[Data for review]
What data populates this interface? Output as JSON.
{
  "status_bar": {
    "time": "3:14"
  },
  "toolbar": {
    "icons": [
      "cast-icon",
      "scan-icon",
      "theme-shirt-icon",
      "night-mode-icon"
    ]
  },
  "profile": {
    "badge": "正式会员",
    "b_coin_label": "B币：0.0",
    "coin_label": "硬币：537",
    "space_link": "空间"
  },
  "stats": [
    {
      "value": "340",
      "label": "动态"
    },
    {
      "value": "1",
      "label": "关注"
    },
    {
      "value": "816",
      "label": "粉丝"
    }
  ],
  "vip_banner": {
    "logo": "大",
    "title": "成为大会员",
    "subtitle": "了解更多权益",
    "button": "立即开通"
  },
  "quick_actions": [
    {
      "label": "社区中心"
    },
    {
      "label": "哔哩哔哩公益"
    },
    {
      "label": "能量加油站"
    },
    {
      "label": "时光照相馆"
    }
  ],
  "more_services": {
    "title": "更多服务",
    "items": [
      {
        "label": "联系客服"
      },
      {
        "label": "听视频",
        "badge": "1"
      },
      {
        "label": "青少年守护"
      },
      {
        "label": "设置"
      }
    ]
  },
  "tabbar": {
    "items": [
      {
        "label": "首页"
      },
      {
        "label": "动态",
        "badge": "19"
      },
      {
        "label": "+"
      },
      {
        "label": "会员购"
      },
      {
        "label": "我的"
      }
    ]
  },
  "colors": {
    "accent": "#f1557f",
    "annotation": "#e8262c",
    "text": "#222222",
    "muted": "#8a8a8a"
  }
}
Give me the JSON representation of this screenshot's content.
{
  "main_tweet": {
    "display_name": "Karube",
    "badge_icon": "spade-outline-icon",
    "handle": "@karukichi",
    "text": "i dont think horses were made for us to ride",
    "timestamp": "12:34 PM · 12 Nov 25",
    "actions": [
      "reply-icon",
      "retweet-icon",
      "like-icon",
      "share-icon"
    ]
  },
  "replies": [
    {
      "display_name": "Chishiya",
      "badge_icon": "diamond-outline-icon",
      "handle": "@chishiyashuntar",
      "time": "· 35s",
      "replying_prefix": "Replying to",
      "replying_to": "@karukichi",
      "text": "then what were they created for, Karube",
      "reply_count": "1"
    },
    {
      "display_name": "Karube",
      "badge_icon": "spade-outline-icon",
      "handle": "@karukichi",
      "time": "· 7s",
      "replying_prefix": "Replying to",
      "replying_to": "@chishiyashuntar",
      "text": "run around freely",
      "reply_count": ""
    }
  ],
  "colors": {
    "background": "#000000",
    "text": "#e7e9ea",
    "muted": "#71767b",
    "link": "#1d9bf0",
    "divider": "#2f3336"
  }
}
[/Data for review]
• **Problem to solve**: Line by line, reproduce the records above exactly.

• **Task result**:
What data populates this interface? Output as JSON.
{
  "status_bar": {
    "time": "3:14"
  },
  "toolbar": {
    "icons": [
      "cast-icon",
      "scan-icon",
      "theme-shirt-icon",
      "night-mode-icon"
    ]
  },
  "profile": {
    "badge": "正式会员",
    "b_coin_label": "B币：0.0",
    "coin_label": "硬币：537",
    "space_link": "空间"
  },
  "stats": [
    {
      "value": "340",
      "label": "动态"
    },
    {
      "value": "1",
      "label": "关注"
    },
    {
      "value": "816",
      "label": "粉丝"
    }
  ],
  "vip_banner": {
    "logo": "大",
    "title": "成为大会员",
    "subtitle": "了解更多权益",
    "button": "立即开通"
  },
  "quick_actions": [
    {
      "label": "社区中心"
    },
    {
      "label": "哔哩哔哩公益"
    },
    {
      "label": "能量加油站"
    },
    {
      "label": "时光照相馆"
    }
  ],
  "more_services": {
    "title": "更多服务",
    "items": [
      {
        "label": "联系客服"
      },
      {
        "label": "听视频",
        "badge": "1"
      },
      {
        "label": "青少年守护"
      },
      {
        "label": "设置"
      }
    ]
  },
  "tabbar": {
    "items": [
      {
        "label": "首页"
      },
      {
        "label": "动态",
        "badge": "19"
      },
      {
        "label": "+"
      },
      {
        "label": "会员购"
      },
      {
        "label": "我的"
      }
    ]
  },
  "colors": {
    "accent": "#f1557f",
    "annotation": "#e8262c",
    "text": "#222222",
    "muted": "#8a8a8a"
  }
}
Give me the JSON representation of this screenshot's content.
{
  "main_tweet": {
    "display_name": "Karube",
    "badge_icon": "spade-outline-icon",
    "handle": "@karukichi",
    "text": "i dont think horses were made for us to ride",
    "timestamp": "12:34 PM · 12 Nov 25",
    "actions": [
      "reply-icon",
      "retweet-icon",
      "like-icon",
      "share-icon"
    ]
  },
  "replies": [
    {
      "display_name": "Chishiya",
      "badge_icon": "diamond-outline-icon",
      "handle": "@chishiyashuntar",
      "time": "· 35s",
      "replying_prefix": "Replying to",
      "replying_to": "@karukichi",
      "text": "then what were they created for, Karube",
      "reply_count": "1"
    },
    {
      "display_name": "Karube",
      "badge_icon": "spade-outline-icon",
      "handle": "@karukichi",
      "time": "· 7s",
      "replying_prefix": "Replying to",
      "replying_to": "@chishiyashuntar",
      "text": "run around freely",
      "reply_count": ""
    }
  ],
  "colors": {
    "background": "#000000",
    "text": "#e7e9ea",
    "muted": "#71767b",
    "link": "#1d9bf0",
    "divider": "#2f3336"
  }
}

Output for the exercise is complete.